The Politics of Division. An Engagement with Identity Politics. Anarchist Communist Group. ACG/Stormy Petrel, 2021. 26pp.
The introduction to this short pamphlet states: ‘We want to create a society in which exploitation is abolished and all resources are held in common. We also struggle for a society without a State and in which no group oppresses another: a society without hierarchies. We envisage a society of co-operation, mutual aid, equality and freedom.’ This clear expression of the Anarchist Communist Group’s aim mirrors very closely the kind of society we seek to see established. We are also in agreement with what ACG have to say about the system we currently live under, capitalism, in which ‘only a few own and control the earth’s resources’ and the vast majority (ie, the working class) ‘need to sell their labour power in order to survive’, with the explanation that they ‘use the term working class to include all those of us who cannot live on the proceeds of their property or capital’.

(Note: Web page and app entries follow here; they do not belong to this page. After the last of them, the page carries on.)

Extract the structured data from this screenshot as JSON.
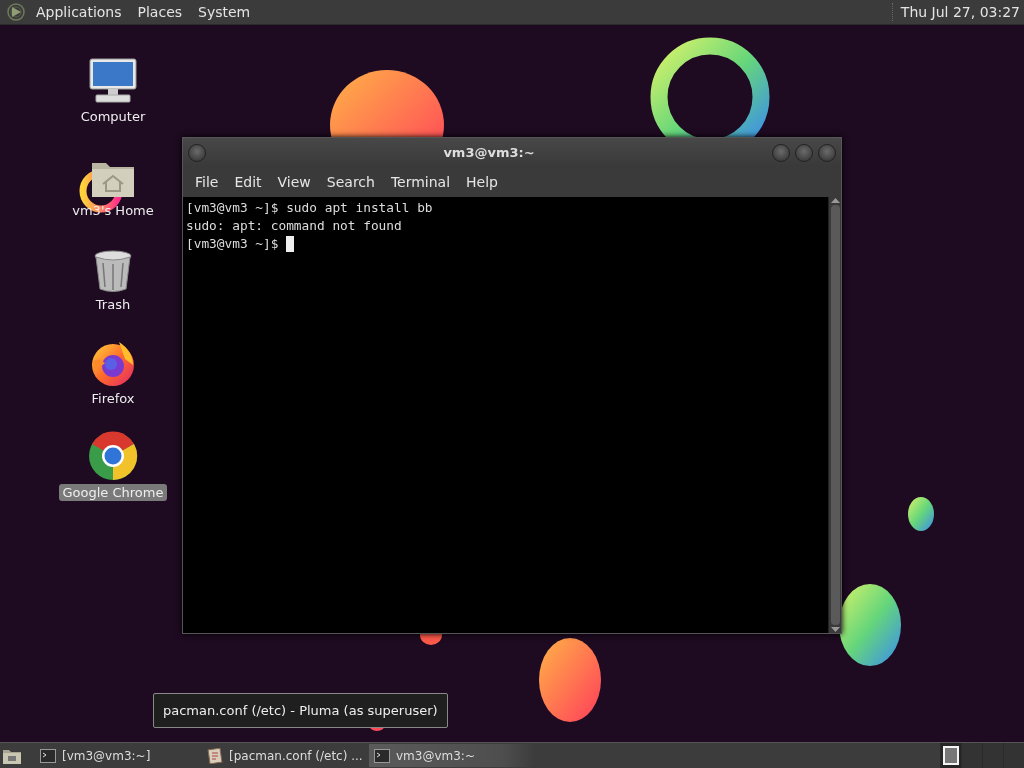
{
  "top_panel": {
    "menus": [
      {
        "label": "Applications"
      },
      {
        "label": "Places"
      },
      {
        "label": "System"
      }
    ],
    "clock": "Thu Jul 27, 03:27"
  },
  "desktop_icons": [
    {
      "kind": "computer",
      "label": "Computer",
      "selected": false
    },
    {
      "kind": "home",
      "label": "vm3's Home",
      "selected": false
    },
    {
      "kind": "trash",
      "label": "Trash",
      "selected": false
    },
    {
      "kind": "firefox",
      "label": "Firefox",
      "selected": false
    },
    {
      "kind": "chrome",
      "label": "Google Chrome",
      "selected": true
    }
  ],
  "terminal": {
    "title": "vm3@vm3:~",
    "menu": [
      "File",
      "Edit",
      "View",
      "Search",
      "Terminal",
      "Help"
    ],
    "lines": [
      {
        "text": "[vm3@vm3 ~]$ sudo apt install bb",
        "cursor": false
      },
      {
        "text": "sudo: apt: command not found",
        "cursor": false
      },
      {
        "text": "[vm3@vm3 ~]$",
        "cursor": true
      }
    ]
  },
  "tooltip": "pacman.conf (/etc) - Pluma (as superuser)",
  "taskbar": {
    "tasks": [
      {
        "kind": "terminal",
        "label": "[vm3@vm3:~]",
        "selected": false
      },
      {
        "kind": "editor",
        "label": "[pacman.conf (/etc) ...",
        "selected": false
      },
      {
        "kind": "terminal",
        "label": "vm3@vm3:~",
        "selected": true
      }
    ],
    "workspaces": [
      {
        "selected": true,
        "has_window": true
      },
      {
        "selected": false,
        "has_window": false
      },
      {
        "selected": false,
        "has_window": false
      },
      {
        "selected": false,
        "has_window": false
      }
    ]
  }
}
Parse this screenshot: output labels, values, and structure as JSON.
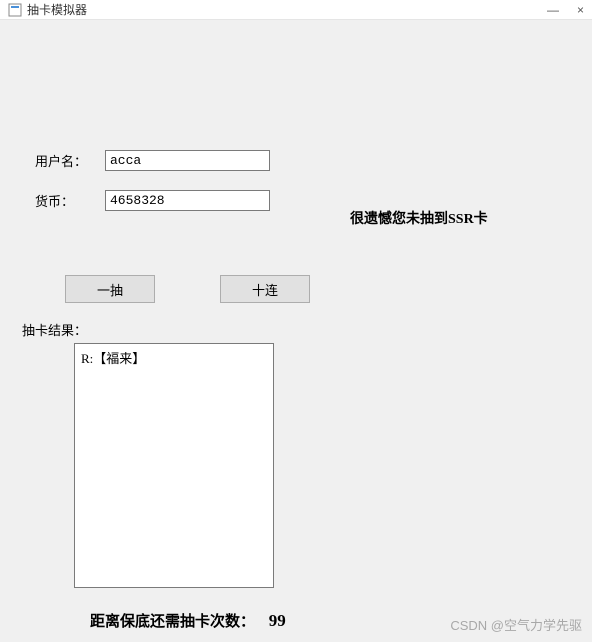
{
  "titlebar": {
    "title": "抽卡模拟器",
    "minimize": "—",
    "close": "×"
  },
  "form": {
    "username_label": "用户名：",
    "username_value": "acca",
    "currency_label": "货币：",
    "currency_value": "4658328"
  },
  "ssr_message": "很遗憾您未抽到SSR卡",
  "buttons": {
    "single_pull": "一抽",
    "ten_pull": "十连"
  },
  "result": {
    "label": "抽卡结果：",
    "lines": [
      "R:【福来】"
    ]
  },
  "pity": {
    "label": "距离保底还需抽卡次数：",
    "count": "99"
  },
  "watermark": "CSDN @空气力学先驱"
}
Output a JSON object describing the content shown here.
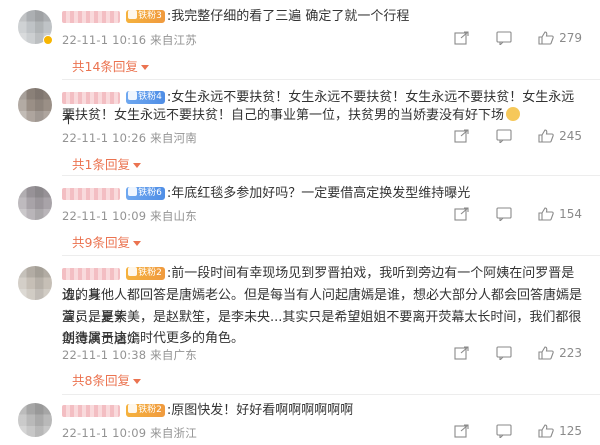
{
  "comments": [
    {
      "badge": "铁粉3",
      "badge_color": "gold",
      "text": ":我完整仔细的看了三遍  确定了就一个行程",
      "date": "22-11-1 10:16",
      "location": "来自江苏",
      "likes": "279",
      "replies": "共14条回复"
    },
    {
      "badge": "铁粉4",
      "badge_color": "blue",
      "text_line1": ":女生永远不要扶贫！女生永远不要扶贫！女生永远不要扶贫！女生永远不",
      "text_line2": "要扶贫！女生永远不要扶贫！自己的事业第一位，扶贫男的当娇妻没有好下场",
      "date": "22-11-1 10:26",
      "location": "来自河南",
      "likes": "245",
      "replies": "共1条回复"
    },
    {
      "badge": "铁粉6",
      "badge_color": "blue",
      "text": ":年底红毯多参加好吗？一定要借高定换发型维持曝光",
      "date": "22-11-1 10:09",
      "location": "来自山东",
      "likes": "154",
      "replies": "共9条回复"
    },
    {
      "badge": "铁粉2",
      "badge_color": "gold",
      "text_line1": ":前一段时间有幸现场见到罗晋拍戏，我听到旁边有一个阿姨在问罗晋是谁，身",
      "text_line2": "边的其他人都回答是唐嫣老公。但是每当有人问起唐嫣是谁，想必大部分人都会回答唐嫣是演员，是紫",
      "text_line3": "萱，是夏天美，是赵默笙，是李未央...其实只是希望姐姐不要离开荧幕太长时间，我们都很期待演员唐嫣",
      "text_line4": "创造属于这个时代更多的角色。",
      "date": "22-11-1 10:38",
      "location": "来自广东",
      "likes": "223",
      "replies": "共8条回复"
    },
    {
      "badge": "铁粉2",
      "badge_color": "gold",
      "text": ":原图快发！好好看啊啊啊啊啊啊",
      "date": "22-11-1 10:09",
      "location": "来自浙江",
      "likes": "125"
    }
  ]
}
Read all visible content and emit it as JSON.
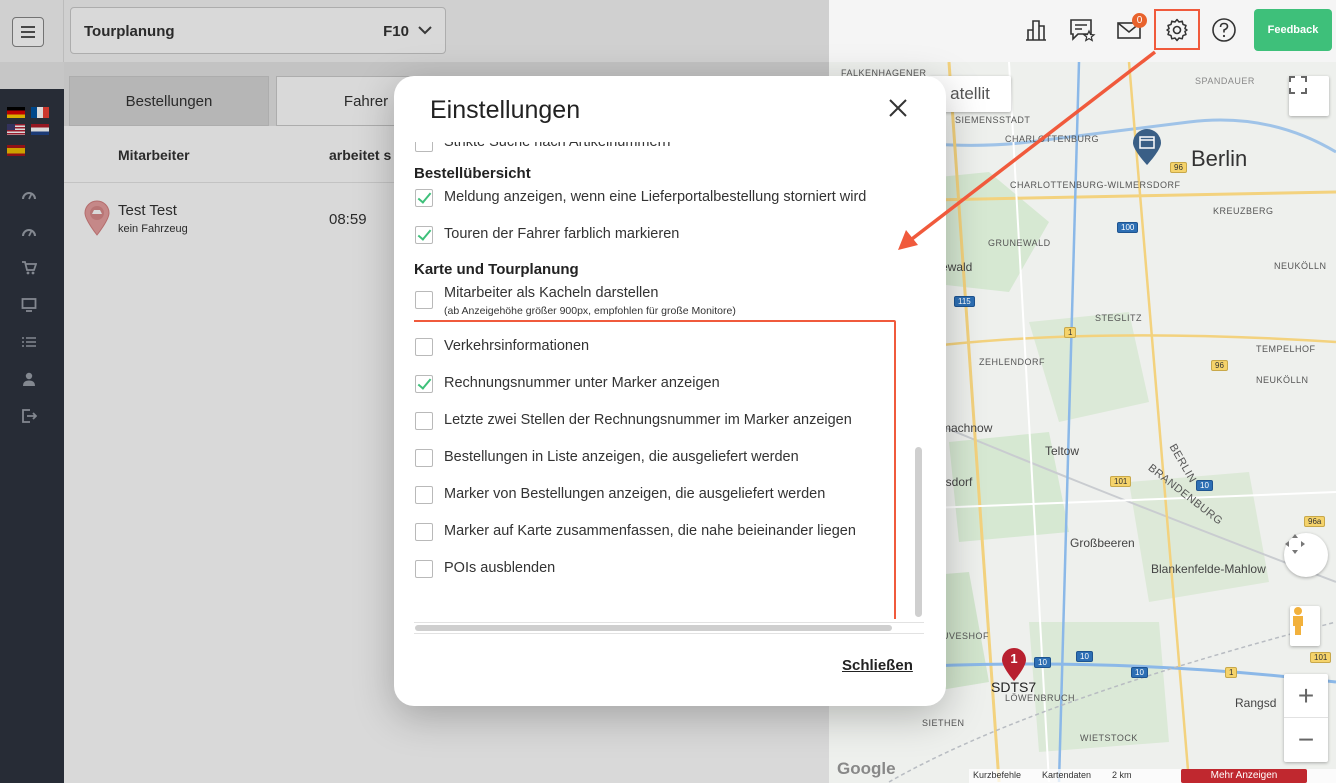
{
  "header": {
    "tour_label": "Tourplanung",
    "tour_value": "F10",
    "mail_count": "0",
    "feedback_label": "Feedback"
  },
  "tabs": [
    {
      "label": "Bestellungen"
    },
    {
      "label": "Fahrer"
    }
  ],
  "list": {
    "columns": [
      "Mitarbeiter",
      "arbeitet s"
    ],
    "rows": [
      {
        "name": "Test Test",
        "sub": "kein Fahrzeug",
        "time": "08:59"
      }
    ]
  },
  "modal": {
    "title": "Einstellungen",
    "partial_top_label": "Strikte Suche nach Artikelnummern",
    "section1": {
      "title": "Bestellübersicht",
      "options": [
        {
          "label": "Meldung anzeigen, wenn eine Lieferportalbestellung storniert wird",
          "checked": true
        },
        {
          "label": "Touren der Fahrer farblich markieren",
          "checked": true
        }
      ]
    },
    "section2": {
      "title": "Karte und Tourplanung",
      "options": [
        {
          "label": "Mitarbeiter als Kacheln darstellen",
          "sub": "(ab Anzeigehöhe größer 900px, empfohlen für große Monitore)",
          "checked": false
        },
        {
          "label": "Verkehrsinformationen",
          "checked": false
        },
        {
          "label": "Rechnungsnummer unter Marker anzeigen",
          "checked": true
        },
        {
          "label": "Letzte zwei Stellen der Rechnungsnummer im Marker anzeigen",
          "checked": false
        },
        {
          "label": "Bestellungen in Liste anzeigen, die ausgeliefert werden",
          "checked": false
        },
        {
          "label": "Marker von Bestellungen anzeigen, die ausgeliefert werden",
          "checked": false
        },
        {
          "label": "Marker auf Karte zusammenfassen, die nahe beieinander liegen",
          "checked": false
        },
        {
          "label": "POIs ausblenden",
          "checked": false
        }
      ]
    },
    "close_label": "Schließen"
  },
  "map": {
    "satellite": "atellit",
    "labels": {
      "berlin": "Berlin",
      "falkenhagener": "FALKENHAGENER",
      "siemensstadt": "SIEMENSSTADT",
      "charlottenburg": "CHARLOTTENBURG",
      "wilmersdorf": "CHARLOTTENBURG-WILMERSDORF",
      "kreuzberg": "KREUZBERG",
      "grunewald": "GRUNEWALD",
      "ewald": "ewald",
      "neukolln": "NEUKÖLLN",
      "steglitz": "STEGLITZ",
      "zehlendorf": "ZEHLENDORF",
      "tempelhof": "TEMPELHOF",
      "neukolln2": "NEUKÖLLN",
      "machnow": "machnow",
      "teltow": "Teltow",
      "berlin_state": "BERLIN",
      "brandenburg": "BRANDENBURG",
      "nsdorf": "nsdorf",
      "grossbeeren": "Großbeeren",
      "blankenfelde": "Blankenfelde-Mahlow",
      "truveshof": "TRUVESHOF",
      "lowenbruch": "LÖWENBRUCH",
      "siethen": "SIETHEN",
      "wietstock": "WIETSTOCK",
      "rangsd": "Rangsd",
      "spandauer": "SPANDAUER"
    },
    "roads": [
      "96",
      "100",
      "1",
      "115",
      "96",
      "101",
      "10",
      "96a",
      "10",
      "10",
      "10",
      "1",
      "101"
    ],
    "marker_number": "1",
    "marker_label": "SDTS7",
    "footer": {
      "google": "Google",
      "kurzbefehle": "Kurzbefehle",
      "kartendaten": "Kartendaten",
      "scale": "2 km",
      "mehr": "Mehr Anzeigen"
    }
  },
  "colors": {
    "accent_green": "#3ec07a",
    "highlight_red": "#f05a3c",
    "sidebar": "#2e3440"
  }
}
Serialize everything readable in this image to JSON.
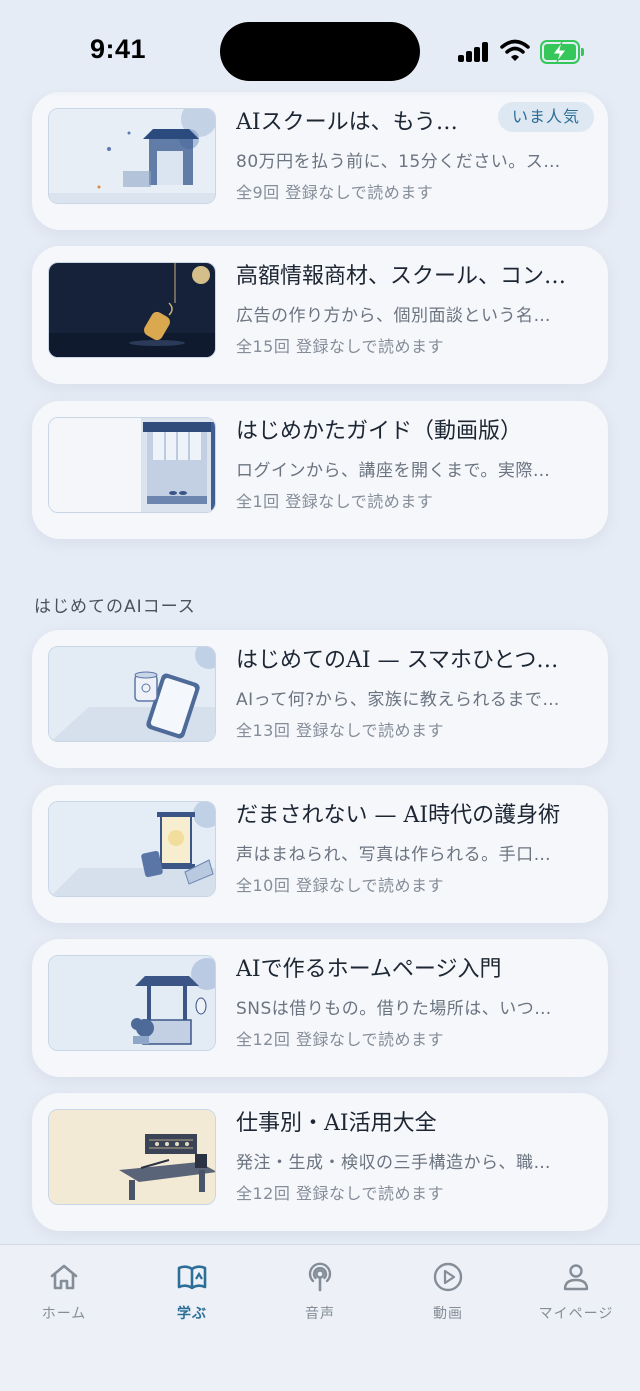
{
  "status_bar": {
    "time": "9:41"
  },
  "cards_top": [
    {
      "title": "AIスクールは、もう…",
      "description": "80万円を払う前に、15分ください。ス…",
      "meta": "全9回 登録なしで読めます",
      "badge": "いま人気",
      "image": "gate-illustration"
    },
    {
      "title": "高額情報商材、スクール、コン…",
      "description": "広告の作り方から、個別面談という名…",
      "meta": "全15回 登録なしで読めます",
      "image": "fishing-lure-illustration"
    },
    {
      "title": "はじめかたガイド（動画版）",
      "description": "ログインから、講座を開くまで。実際…",
      "meta": "全1回 登録なしで読めます",
      "image": "doorway-illustration"
    }
  ],
  "section": {
    "title": "はじめてのAIコース"
  },
  "cards_course": [
    {
      "title": "はじめてのAI — スマホひとつ…",
      "description": "AIって何?から、家族に教えられるまで…",
      "meta": "全13回 登録なしで読めます",
      "image": "phone-tea-illustration"
    },
    {
      "title": "だまされない — AI時代の護身術",
      "description": "声はまねられ、写真は作られる。手口…",
      "meta": "全10回 登録なしで読めます",
      "image": "lantern-illustration"
    },
    {
      "title": "AIで作るホームページ入門",
      "description": "SNSは借りもの。借りた場所は、いつ…",
      "meta": "全12回 登録なしで読めます",
      "image": "well-illustration"
    },
    {
      "title": "仕事別・AI活用大全",
      "description": "発注・生成・検収の三手構造から、職…",
      "meta": "全12回 登録なしで読めます",
      "image": "abacus-desk-illustration"
    }
  ],
  "tabs": [
    {
      "label": "ホーム",
      "icon": "home-icon",
      "active": false
    },
    {
      "label": "学ぶ",
      "icon": "book-icon",
      "active": true
    },
    {
      "label": "音声",
      "icon": "podcast-icon",
      "active": false
    },
    {
      "label": "動画",
      "icon": "play-icon",
      "active": false
    },
    {
      "label": "マイページ",
      "icon": "person-icon",
      "active": false
    }
  ],
  "colors": {
    "accent": "#2c6e97",
    "background": "#e6ecf5",
    "card": "#f5f7fb",
    "battery": "#35c759"
  }
}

And the point of this pamphlet is to explain how, if progress is to be made towards establishing that completely new society, the common interest of that vast majority must override the divisions and diversions that are constantly arising within it associated with race, gender, disability or any other type of so-called ‘identity politics’. It gives a readable account of how capitalism has, in its development, used those divisions to its advantage and how, even today, ‘identity politics sets us against each other’ and divides us as a class. It points out how ‘cultural diversity’ is used to divert attention from the shared working-class issue of wage slavery and insecurity and to divide workers from one another, when, in a different kind of cooperative, materially secure, tolerant society, diversity between different people or peoples would be a cause for interest and celebration among everyone. The pamphlet sums up the situation well: ‘Class is the fundamental division in our society, not because it is more important in terms of affecting people’s lives than oppressions such as racism or sexism, but because it is the one thing that unites us into a potential revolutionary movement.’
It follows from this that it is in the interest of the class of wage and salary workers (ie, the vast majority of us) to be as free as possible to spread the idea of a revolutionary change of society, not to be hampered by fear of the kind of censorship that seeks to silence discussion in case it may offend a certain identity group. This is an argument summed up in a section of the pamphlet entitled ‘Identity politics kills freedom of expression and suppresses debate’, which then however goes on to say that ‘a more effective approach is to support the self-organisation of oppressed groups into autonomous groups’. And it is here, in its closing pages, that the pamphlet somewhat loses its way.
Its attempt to argue that ‘autonomous groups’ are less of a diversion from the united interests of workers than identity groups, because the latter focus ‘only on the oppression of the group’, while in the former ‘there is no anti-capitalist perspective that may see other workers as the enemy’ is far from convincing, drifting as it does into discussion of how these autonomous groups might go about influencing, for example, trade unions or the operation of professions, such as the legal one. A far cry this from the earlier call for ‘a completely new society’.
This drift into a focus on relatively minor details of how the capitalist system operates flows, one suspects, from a refusal, endemic among anarchists (even those who share our ambition of a stateless, world society without frontiers, without leaders and led, without money and buying and selling, and based on free access to all goods and services), to contemplate using parliament and the ballot box as democratic revolutionary instruments. The fact is that, as socialists, we cannot reasonably see any other way of achieving the end that both we and many anarcho-communists envisage and we fear that the anarcho-communist rejection of the ballot box marks them out as a tendency which misunderstands an important element of how capitalism works and thus removes credibility from their arguments about how socialism (or anarcho-communism) can be achieved. Our basic point is that the ballot box is a sort of genie that has been let out of the bottle and, though currently used to run and bolster capitalism, once socialist consciousness is widespread, it cannot be put back in but instead can be the tool for getting rid of capitalism, ‘legally’ so to speak.